Record excerpts below:
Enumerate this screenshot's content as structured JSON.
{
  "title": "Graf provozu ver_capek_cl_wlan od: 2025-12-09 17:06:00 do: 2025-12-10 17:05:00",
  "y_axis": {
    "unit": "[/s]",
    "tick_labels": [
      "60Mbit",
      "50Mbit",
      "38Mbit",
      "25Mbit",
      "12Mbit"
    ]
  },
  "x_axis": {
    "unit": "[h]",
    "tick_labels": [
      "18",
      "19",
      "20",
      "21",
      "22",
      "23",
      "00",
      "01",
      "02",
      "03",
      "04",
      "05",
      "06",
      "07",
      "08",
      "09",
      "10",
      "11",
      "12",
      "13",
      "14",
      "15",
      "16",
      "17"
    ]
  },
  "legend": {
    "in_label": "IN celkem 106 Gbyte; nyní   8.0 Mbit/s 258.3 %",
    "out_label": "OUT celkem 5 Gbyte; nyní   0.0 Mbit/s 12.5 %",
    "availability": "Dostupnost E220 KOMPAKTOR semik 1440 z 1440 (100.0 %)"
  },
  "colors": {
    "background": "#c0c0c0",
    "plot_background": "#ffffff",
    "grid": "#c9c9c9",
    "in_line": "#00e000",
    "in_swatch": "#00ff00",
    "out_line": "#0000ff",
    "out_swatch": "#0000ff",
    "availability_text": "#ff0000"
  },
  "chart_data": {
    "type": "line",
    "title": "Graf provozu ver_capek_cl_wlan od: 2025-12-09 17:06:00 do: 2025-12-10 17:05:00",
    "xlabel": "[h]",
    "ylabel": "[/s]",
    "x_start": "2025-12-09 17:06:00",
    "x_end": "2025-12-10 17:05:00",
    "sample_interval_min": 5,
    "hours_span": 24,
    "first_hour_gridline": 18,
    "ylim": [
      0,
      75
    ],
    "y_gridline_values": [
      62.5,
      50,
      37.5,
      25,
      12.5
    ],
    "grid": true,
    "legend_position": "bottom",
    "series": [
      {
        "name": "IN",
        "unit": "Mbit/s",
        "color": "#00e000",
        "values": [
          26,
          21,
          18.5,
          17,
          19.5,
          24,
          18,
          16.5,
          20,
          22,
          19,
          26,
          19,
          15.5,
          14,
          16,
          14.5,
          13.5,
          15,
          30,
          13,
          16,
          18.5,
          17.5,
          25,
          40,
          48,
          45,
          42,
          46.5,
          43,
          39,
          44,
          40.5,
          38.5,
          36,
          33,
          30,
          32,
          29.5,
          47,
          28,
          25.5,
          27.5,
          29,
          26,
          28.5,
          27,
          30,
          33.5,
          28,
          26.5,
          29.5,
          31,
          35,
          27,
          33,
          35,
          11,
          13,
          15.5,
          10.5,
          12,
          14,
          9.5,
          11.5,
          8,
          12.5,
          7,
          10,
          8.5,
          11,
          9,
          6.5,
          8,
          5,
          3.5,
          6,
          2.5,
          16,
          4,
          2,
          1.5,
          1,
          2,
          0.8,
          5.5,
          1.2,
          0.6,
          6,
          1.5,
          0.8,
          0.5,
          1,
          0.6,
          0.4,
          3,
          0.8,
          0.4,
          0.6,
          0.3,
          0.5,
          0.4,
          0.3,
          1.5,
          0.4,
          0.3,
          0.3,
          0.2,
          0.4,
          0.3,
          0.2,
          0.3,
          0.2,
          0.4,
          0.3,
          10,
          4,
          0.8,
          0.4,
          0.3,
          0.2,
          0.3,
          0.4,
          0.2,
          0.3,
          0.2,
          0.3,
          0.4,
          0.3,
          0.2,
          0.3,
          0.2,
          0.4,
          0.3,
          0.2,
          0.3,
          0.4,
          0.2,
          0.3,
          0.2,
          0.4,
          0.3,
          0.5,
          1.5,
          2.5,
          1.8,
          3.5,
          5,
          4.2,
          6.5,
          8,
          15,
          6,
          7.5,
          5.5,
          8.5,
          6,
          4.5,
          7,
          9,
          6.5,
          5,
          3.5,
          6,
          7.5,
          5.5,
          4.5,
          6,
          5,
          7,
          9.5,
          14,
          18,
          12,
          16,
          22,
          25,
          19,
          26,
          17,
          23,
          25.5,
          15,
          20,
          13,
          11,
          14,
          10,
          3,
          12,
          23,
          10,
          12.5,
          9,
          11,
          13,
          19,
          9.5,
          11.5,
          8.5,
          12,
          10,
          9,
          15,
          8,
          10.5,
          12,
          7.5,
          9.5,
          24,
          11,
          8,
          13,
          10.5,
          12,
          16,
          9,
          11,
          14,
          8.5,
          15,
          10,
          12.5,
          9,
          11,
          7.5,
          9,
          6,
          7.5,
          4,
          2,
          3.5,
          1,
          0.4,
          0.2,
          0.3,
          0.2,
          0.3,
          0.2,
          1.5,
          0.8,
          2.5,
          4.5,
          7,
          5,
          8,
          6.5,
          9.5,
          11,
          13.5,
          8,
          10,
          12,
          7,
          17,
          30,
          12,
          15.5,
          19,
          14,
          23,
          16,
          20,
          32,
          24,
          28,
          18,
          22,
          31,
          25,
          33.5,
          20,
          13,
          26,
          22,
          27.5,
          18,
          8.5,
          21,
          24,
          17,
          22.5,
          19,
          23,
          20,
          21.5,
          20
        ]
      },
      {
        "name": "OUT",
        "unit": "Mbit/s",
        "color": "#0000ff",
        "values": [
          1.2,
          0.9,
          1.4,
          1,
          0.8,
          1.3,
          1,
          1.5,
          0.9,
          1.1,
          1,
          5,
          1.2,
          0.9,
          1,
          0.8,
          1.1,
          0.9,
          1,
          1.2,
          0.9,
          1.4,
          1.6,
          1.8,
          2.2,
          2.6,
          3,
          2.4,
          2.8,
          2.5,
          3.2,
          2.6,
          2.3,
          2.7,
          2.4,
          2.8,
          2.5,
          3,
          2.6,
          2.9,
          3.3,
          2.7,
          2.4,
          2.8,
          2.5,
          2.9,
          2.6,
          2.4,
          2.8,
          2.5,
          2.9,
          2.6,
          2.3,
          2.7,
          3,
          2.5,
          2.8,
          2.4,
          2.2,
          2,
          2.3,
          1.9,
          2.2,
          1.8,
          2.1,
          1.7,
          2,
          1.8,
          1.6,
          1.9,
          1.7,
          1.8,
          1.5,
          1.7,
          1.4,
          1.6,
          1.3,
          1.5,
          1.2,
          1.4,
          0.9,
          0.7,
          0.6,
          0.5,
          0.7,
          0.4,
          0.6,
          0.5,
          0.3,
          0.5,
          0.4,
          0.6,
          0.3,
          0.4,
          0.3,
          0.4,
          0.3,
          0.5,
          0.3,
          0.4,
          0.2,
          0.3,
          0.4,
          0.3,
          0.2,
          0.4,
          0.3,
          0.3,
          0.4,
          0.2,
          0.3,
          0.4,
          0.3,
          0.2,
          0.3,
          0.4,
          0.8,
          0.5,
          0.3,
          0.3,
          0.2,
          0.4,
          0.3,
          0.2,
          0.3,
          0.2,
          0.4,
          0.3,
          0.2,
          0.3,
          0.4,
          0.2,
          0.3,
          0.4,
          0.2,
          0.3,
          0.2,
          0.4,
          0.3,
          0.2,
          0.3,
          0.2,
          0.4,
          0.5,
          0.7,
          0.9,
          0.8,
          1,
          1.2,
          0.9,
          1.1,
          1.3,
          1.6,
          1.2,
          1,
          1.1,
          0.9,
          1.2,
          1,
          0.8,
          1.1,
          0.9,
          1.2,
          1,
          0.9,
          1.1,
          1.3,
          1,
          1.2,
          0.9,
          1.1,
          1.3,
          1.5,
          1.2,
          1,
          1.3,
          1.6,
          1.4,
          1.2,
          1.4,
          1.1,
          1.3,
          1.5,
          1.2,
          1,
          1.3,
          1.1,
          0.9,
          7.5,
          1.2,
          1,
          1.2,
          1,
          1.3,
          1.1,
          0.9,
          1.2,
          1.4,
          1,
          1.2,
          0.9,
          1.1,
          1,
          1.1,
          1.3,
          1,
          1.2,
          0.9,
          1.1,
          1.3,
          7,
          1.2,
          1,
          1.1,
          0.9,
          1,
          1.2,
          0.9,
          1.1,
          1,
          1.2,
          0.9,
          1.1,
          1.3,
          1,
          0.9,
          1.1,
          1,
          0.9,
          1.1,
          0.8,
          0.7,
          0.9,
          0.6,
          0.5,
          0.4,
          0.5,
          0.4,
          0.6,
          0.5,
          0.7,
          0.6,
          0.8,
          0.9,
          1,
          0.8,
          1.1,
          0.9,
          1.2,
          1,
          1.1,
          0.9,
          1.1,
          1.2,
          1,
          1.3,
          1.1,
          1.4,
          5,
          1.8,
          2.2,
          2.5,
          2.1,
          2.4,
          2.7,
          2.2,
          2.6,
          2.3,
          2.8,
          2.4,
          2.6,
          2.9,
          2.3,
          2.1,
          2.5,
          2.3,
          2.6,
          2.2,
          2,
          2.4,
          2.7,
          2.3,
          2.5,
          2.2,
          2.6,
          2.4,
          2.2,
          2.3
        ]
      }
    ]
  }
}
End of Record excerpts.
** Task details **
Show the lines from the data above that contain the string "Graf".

** Exercise answer **
  "title": "Graf provozu ver_capek_cl_wlan od: 2025-12-09 17:06:00 do: 2025-12-10 17:05:00",
    "title": "Graf provozu ver_capek_cl_wlan od: 2025-12-09 17:06:00 do: 2025-12-10 17:05:00",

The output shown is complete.